(Data entries)

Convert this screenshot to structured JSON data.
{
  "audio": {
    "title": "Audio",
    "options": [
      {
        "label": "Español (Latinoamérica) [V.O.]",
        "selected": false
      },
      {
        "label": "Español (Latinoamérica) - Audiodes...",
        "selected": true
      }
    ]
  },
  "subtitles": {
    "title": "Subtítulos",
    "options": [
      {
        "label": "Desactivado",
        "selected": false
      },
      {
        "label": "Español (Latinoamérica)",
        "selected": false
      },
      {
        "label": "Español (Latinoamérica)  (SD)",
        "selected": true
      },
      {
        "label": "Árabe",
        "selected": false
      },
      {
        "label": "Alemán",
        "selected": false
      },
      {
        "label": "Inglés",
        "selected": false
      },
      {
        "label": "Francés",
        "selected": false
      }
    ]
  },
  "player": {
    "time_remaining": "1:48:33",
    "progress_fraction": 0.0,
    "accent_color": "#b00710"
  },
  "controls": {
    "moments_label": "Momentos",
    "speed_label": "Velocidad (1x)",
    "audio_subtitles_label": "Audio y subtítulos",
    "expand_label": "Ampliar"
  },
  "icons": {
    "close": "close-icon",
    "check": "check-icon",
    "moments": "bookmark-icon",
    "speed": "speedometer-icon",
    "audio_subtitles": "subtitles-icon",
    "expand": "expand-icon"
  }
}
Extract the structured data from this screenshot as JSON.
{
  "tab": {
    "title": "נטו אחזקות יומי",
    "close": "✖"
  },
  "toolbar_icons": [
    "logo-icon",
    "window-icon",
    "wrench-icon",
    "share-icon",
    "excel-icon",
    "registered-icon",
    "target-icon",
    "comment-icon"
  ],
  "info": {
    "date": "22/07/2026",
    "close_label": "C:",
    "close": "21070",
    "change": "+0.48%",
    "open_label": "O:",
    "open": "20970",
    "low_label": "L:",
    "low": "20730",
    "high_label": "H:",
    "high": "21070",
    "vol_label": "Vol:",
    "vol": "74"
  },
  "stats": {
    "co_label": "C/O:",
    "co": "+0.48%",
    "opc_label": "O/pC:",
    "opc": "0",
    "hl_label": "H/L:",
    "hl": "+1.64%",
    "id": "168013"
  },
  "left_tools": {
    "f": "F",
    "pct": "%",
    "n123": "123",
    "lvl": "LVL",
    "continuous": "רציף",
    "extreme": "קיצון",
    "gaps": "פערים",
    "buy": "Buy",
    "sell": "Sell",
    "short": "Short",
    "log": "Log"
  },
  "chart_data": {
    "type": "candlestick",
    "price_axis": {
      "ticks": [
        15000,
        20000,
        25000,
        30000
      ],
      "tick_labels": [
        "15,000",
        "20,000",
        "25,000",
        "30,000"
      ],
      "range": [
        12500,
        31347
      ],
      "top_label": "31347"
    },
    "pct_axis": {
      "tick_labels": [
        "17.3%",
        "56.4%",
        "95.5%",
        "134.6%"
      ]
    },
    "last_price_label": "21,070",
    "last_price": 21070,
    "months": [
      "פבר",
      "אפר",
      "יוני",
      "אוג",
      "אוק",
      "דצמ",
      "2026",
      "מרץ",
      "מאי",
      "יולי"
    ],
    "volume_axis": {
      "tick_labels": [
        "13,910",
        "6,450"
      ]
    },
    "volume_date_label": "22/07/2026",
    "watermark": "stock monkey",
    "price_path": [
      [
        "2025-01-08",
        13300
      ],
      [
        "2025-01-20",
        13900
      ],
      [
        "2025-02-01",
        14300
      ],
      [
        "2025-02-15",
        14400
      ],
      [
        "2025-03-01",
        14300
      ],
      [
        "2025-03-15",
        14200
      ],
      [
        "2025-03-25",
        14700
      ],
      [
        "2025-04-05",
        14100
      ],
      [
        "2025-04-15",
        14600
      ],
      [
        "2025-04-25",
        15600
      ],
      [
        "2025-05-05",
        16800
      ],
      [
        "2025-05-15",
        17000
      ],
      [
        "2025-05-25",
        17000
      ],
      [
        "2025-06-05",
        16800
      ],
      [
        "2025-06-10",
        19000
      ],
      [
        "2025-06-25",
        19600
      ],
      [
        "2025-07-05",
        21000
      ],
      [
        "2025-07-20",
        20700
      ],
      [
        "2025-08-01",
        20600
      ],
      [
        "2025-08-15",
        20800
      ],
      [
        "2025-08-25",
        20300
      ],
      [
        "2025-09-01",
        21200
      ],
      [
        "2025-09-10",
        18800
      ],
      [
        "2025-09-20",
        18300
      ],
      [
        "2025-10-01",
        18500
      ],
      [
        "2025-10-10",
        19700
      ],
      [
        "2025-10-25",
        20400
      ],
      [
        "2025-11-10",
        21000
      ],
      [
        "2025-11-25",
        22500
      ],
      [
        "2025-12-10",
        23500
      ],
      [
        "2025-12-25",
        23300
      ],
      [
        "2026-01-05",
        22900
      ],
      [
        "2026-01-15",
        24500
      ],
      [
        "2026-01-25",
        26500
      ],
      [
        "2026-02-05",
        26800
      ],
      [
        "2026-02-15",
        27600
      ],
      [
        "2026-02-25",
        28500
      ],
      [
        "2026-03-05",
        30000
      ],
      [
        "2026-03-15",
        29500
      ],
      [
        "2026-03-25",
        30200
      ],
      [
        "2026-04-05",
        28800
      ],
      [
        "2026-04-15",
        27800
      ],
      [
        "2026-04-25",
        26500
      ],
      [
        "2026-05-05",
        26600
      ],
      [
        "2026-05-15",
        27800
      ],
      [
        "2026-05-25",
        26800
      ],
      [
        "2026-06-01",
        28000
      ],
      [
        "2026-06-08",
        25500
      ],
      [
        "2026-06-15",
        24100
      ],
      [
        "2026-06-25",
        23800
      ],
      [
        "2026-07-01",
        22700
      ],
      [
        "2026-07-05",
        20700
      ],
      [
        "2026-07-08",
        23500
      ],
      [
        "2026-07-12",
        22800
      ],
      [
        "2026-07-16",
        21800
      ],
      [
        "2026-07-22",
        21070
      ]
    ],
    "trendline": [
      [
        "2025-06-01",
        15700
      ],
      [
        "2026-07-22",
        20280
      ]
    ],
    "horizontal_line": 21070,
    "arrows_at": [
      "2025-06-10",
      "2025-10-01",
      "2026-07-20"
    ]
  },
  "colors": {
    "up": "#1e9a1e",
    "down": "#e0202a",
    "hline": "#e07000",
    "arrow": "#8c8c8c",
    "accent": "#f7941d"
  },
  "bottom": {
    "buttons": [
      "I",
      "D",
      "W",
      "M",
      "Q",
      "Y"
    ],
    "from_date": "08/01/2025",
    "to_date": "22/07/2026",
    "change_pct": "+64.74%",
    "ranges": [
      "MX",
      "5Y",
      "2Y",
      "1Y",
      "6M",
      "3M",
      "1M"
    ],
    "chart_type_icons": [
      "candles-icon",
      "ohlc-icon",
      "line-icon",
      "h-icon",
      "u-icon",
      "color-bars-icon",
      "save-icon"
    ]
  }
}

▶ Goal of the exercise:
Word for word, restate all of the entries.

▶ Response:
Convert this screenshot to structured JSON data.
{
  "audio": {
    "title": "Audio",
    "options": [
      {
        "label": "Español (Latinoamérica) [V.O.]",
        "selected": false
      },
      {
        "label": "Español (Latinoamérica) - Audiodes...",
        "selected": true
      }
    ]
  },
  "subtitles": {
    "title": "Subtítulos",
    "options": [
      {
        "label": "Desactivado",
        "selected": false
      },
      {
        "label": "Español (Latinoamérica)",
        "selected": false
      },
      {
        "label": "Español (Latinoamérica)  (SD)",
        "selected": true
      },
      {
        "label": "Árabe",
        "selected": false
      },
      {
        "label": "Alemán",
        "selected": false
      },
      {
        "label": "Inglés",
        "selected": false
      },
      {
        "label": "Francés",
        "selected": false
      }
    ]
  },
  "player": {
    "time_remaining": "1:48:33",
    "progress_fraction": 0.0,
    "accent_color": "#b00710"
  },
  "controls": {
    "moments_label": "Momentos",
    "speed_label": "Velocidad (1x)",
    "audio_subtitles_label": "Audio y subtítulos",
    "expand_label": "Ampliar"
  },
  "icons": {
    "close": "close-icon",
    "check": "check-icon",
    "moments": "bookmark-icon",
    "speed": "speedometer-icon",
    "audio_subtitles": "subtitles-icon",
    "expand": "expand-icon"
  }
}
Extract the structured data from this screenshot as JSON.
{
  "tab": {
    "title": "נטו אחזקות יומי",
    "close": "✖"
  },
  "toolbar_icons": [
    "logo-icon",
    "window-icon",
    "wrench-icon",
    "share-icon",
    "excel-icon",
    "registered-icon",
    "target-icon",
    "comment-icon"
  ],
  "info": {
    "date": "22/07/2026",
    "close_label": "C:",
    "close": "21070",
    "change": "+0.48%",
    "open_label": "O:",
    "open": "20970",
    "low_label": "L:",
    "low": "20730",
    "high_label": "H:",
    "high": "21070",
    "vol_label": "Vol:",
    "vol": "74"
  },
  "stats": {
    "co_label": "C/O:",
    "co": "+0.48%",
    "opc_label": "O/pC:",
    "opc": "0",
    "hl_label": "H/L:",
    "hl": "+1.64%",
    "id": "168013"
  },
  "left_tools": {
    "f": "F",
    "pct": "%",
    "n123": "123",
    "lvl": "LVL",
    "continuous": "רציף",
    "extreme": "קיצון",
    "gaps": "פערים",
    "buy": "Buy",
    "sell": "Sell",
    "short": "Short",
    "log": "Log"
  },
  "chart_data": {
    "type": "candlestick",
    "price_axis": {
      "ticks": [
        15000,
        20000,
        25000,
        30000
      ],
      "tick_labels": [
        "15,000",
        "20,000",
        "25,000",
        "30,000"
      ],
      "range": [
        12500,
        31347
      ],
      "top_label": "31347"
    },
    "pct_axis": {
      "tick_labels": [
        "17.3%",
        "56.4%",
        "95.5%",
        "134.6%"
      ]
    },
    "last_price_label": "21,070",
    "last_price": 21070,
    "months": [
      "פבר",
      "אפר",
      "יוני",
      "אוג",
      "אוק",
      "דצמ",
      "2026",
      "מרץ",
      "מאי",
      "יולי"
    ],
    "volume_axis": {
      "tick_labels": [
        "13,910",
        "6,450"
      ]
    },
    "volume_date_label": "22/07/2026",
    "watermark": "stock monkey",
    "price_path": [
      [
        "2025-01-08",
        13300
      ],
      [
        "2025-01-20",
        13900
      ],
      [
        "2025-02-01",
        14300
      ],
      [
        "2025-02-15",
        14400
      ],
      [
        "2025-03-01",
        14300
      ],
      [
        "2025-03-15",
        14200
      ],
      [
        "2025-03-25",
        14700
      ],
      [
        "2025-04-05",
        14100
      ],
      [
        "2025-04-15",
        14600
      ],
      [
        "2025-04-25",
        15600
      ],
      [
        "2025-05-05",
        16800
      ],
      [
        "2025-05-15",
        17000
      ],
      [
        "2025-05-25",
        17000
      ],
      [
        "2025-06-05",
        16800
      ],
      [
        "2025-06-10",
        19000
      ],
      [
        "2025-06-25",
        19600
      ],
      [
        "2025-07-05",
        21000
      ],
      [
        "2025-07-20",
        20700
      ],
      [
        "2025-08-01",
        20600
      ],
      [
        "2025-08-15",
        20800
      ],
      [
        "2025-08-25",
        20300
      ],
      [
        "2025-09-01",
        21200
      ],
      [
        "2025-09-10",
        18800
      ],
      [
        "2025-09-20",
        18300
      ],
      [
        "2025-10-01",
        18500
      ],
      [
        "2025-10-10",
        19700
      ],
      [
        "2025-10-25",
        20400
      ],
      [
        "2025-11-10",
        21000
      ],
      [
        "2025-11-25",
        22500
      ],
      [
        "2025-12-10",
        23500
      ],
      [
        "2025-12-25",
        23300
      ],
      [
        "2026-01-05",
        22900
      ],
      [
        "2026-01-15",
        24500
      ],
      [
        "2026-01-25",
        26500
      ],
      [
        "2026-02-05",
        26800
      ],
      [
        "2026-02-15",
        27600
      ],
      [
        "2026-02-25",
        28500
      ],
      [
        "2026-03-05",
        30000
      ],
      [
        "2026-03-15",
        29500
      ],
      [
        "2026-03-25",
        30200
      ],
      [
        "2026-04-05",
        28800
      ],
      [
        "2026-04-15",
        27800
      ],
      [
        "2026-04-25",
        26500
      ],
      [
        "2026-05-05",
        26600
      ],
      [
        "2026-05-15",
        27800
      ],
      [
        "2026-05-25",
        26800
      ],
      [
        "2026-06-01",
        28000
      ],
      [
        "2026-06-08",
        25500
      ],
      [
        "2026-06-15",
        24100
      ],
      [
        "2026-06-25",
        23800
      ],
      [
        "2026-07-01",
        22700
      ],
      [
        "2026-07-05",
        20700
      ],
      [
        "2026-07-08",
        23500
      ],
      [
        "2026-07-12",
        22800
      ],
      [
        "2026-07-16",
        21800
      ],
      [
        "2026-07-22",
        21070
      ]
    ],
    "trendline": [
      [
        "2025-06-01",
        15700
      ],
      [
        "2026-07-22",
        20280
      ]
    ],
    "horizontal_line": 21070,
    "arrows_at": [
      "2025-06-10",
      "2025-10-01",
      "2026-07-20"
    ]
  },
  "colors": {
    "up": "#1e9a1e",
    "down": "#e0202a",
    "hline": "#e07000",
    "arrow": "#8c8c8c",
    "accent": "#f7941d"
  },
  "bottom": {
    "buttons": [
      "I",
      "D",
      "W",
      "M",
      "Q",
      "Y"
    ],
    "from_date": "08/01/2025",
    "to_date": "22/07/2026",
    "change_pct": "+64.74%",
    "ranges": [
      "MX",
      "5Y",
      "2Y",
      "1Y",
      "6M",
      "3M",
      "1M"
    ],
    "chart_type_icons": [
      "candles-icon",
      "ohlc-icon",
      "line-icon",
      "h-icon",
      "u-icon",
      "color-bars-icon",
      "save-icon"
    ]
  }
}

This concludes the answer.